The McKim, Mead, and White historic house referred to in Ms. Strange’s book had been nicknamed “Tick Hall” by Tweed and his law-colleague fishing buddies — owing to the unwelcome presence, even back then, of the pestiferous local arachnid later notorious for spreading Lyme disease. The surf-casting weekend occupants of the house referred to one another as “Tick Tweed” and “Tick Morgan” and, quite likely, “Tick Roosevelt.”
Not an incredibly remarkable story so far, I admit.
Why the goose flesh? I had purchased that house from 91-year-old Harrison Tweed. Three days earlier.
Being a victim of innumeracy, I don’t know how you would calculate the odds against such a happening. In such instances, is there maybe something operating other than sheer chance? Does anyone know a good book on the subject?
A skeptic might begin attacking the almost supernatural quality of the thing with the picking up of the book. Even though in hoisting it I didn’t consciously look at the title, maybe in my deep unconscious I had somehow registered the title years before?
But did the same force make me open it to the only page that concerned me? Adding to this the randomly chosen street, the unexpected book fair, the unexpected parking place, the one table among the many — and I suppose you could add the double Roosevelt connection (ice-house/Tweed friendship) . . . putting all that together, you get odds comparable, I should think, to those against people foolish enough to dispose of needed dollars in the lottery. (I like the idea that only in a society “illiterate” about numbers could the lottery exist at all.)
What the hell is coincidence anyway, in its most astonishing instances? A subject worth pursuing at another time? Thinking about it fogs my mind, and makes me recall something that’s haunted me for years. It’s a koan-like thought from my class with the reincarnated Socrates of Yale, philosophy professor Paul Weiss: the idea that that, logically, there is no such thing as a possibility that did not take place. In what sense, then, was it possible?
And what, then, do you call things like my Tweed house incident. A possibility that was not caused?
Keep your answer brief, but pithy.
P.S. No more Burton teasing. Next time, including a hilarious story.
P.P.S. Could I buy someone in Philadelphia a season ticket to boo Michael Vick for me?
Close proximity of Tick Hall (Montauk, NY), Old Lyme, and Bloch Island, all mentioned in this blog now.
The placename “Lyme” derives from Lyme Regis, a small port on the coast of Dorset, England, from which it is believed the early settlers migrated in the 17th century.

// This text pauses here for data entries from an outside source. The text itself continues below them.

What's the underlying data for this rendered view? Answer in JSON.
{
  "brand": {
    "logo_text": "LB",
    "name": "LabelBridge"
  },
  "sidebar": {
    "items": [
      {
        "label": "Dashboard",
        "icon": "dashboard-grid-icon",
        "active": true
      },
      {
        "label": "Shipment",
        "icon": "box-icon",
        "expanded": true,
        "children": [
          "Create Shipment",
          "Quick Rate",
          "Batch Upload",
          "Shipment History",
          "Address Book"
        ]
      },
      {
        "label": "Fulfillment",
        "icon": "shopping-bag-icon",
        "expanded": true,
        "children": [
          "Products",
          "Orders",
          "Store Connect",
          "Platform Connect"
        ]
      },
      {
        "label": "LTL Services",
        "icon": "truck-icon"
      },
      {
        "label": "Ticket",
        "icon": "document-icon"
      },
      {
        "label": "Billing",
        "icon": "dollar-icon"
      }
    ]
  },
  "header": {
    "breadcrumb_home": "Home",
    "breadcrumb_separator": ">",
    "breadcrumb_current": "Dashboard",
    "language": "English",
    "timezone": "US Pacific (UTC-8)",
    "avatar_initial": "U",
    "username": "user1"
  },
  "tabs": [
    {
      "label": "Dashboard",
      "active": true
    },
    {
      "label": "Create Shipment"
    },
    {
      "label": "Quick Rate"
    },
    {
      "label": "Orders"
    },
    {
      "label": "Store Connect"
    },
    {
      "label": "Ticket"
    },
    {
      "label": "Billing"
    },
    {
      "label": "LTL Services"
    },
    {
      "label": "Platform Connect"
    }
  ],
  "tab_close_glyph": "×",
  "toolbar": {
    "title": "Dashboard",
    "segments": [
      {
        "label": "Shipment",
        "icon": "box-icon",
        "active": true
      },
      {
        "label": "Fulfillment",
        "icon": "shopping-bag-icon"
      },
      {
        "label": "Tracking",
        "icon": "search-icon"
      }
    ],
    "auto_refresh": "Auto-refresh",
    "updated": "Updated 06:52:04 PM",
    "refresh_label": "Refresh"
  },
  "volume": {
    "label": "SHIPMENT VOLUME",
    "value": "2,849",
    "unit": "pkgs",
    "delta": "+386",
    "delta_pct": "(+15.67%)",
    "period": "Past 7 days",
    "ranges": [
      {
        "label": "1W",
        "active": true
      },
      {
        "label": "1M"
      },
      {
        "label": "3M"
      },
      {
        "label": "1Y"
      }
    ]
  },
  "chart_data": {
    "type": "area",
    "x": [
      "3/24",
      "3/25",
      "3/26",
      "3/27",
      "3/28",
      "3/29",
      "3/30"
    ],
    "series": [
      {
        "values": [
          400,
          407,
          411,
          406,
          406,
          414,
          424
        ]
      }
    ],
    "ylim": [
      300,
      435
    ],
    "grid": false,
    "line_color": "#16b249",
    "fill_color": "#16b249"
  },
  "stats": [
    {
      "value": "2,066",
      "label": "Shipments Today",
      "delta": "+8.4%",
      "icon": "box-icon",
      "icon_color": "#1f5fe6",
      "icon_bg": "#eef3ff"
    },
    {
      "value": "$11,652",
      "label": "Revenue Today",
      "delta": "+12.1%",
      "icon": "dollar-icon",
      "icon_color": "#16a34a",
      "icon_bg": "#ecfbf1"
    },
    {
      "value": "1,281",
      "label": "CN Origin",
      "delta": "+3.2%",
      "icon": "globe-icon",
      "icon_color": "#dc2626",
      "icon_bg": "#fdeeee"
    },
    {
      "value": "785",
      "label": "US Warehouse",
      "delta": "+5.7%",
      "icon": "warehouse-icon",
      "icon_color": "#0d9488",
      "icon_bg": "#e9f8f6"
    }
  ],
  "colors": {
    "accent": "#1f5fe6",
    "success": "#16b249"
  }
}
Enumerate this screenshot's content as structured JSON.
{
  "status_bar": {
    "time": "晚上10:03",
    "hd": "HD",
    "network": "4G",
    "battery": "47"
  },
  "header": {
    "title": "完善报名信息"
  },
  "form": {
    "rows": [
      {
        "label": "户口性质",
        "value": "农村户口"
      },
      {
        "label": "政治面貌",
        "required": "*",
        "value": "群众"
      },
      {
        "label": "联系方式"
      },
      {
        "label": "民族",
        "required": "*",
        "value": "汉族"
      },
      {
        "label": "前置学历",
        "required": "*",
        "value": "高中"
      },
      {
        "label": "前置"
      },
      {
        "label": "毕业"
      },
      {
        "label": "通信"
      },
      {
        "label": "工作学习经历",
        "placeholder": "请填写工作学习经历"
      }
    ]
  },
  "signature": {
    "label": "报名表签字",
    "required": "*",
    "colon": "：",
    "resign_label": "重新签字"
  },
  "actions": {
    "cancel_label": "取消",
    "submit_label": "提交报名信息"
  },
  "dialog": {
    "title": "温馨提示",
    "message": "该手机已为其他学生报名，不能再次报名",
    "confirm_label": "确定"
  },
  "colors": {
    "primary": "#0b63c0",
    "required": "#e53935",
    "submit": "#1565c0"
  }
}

The picturesque Old Lyme Cemetery contains the graves of the original settlers. The Duck River flows through the cemetery and into the Connecticut River at Watch Rock Park.
The “Lyme” in Lyme disease was named after the town. It was discovered in 1975 after a mysterious outbreak of what appeared to be juvenile rheumatoid arthritis in children who lived in Lyme and Old Lyme.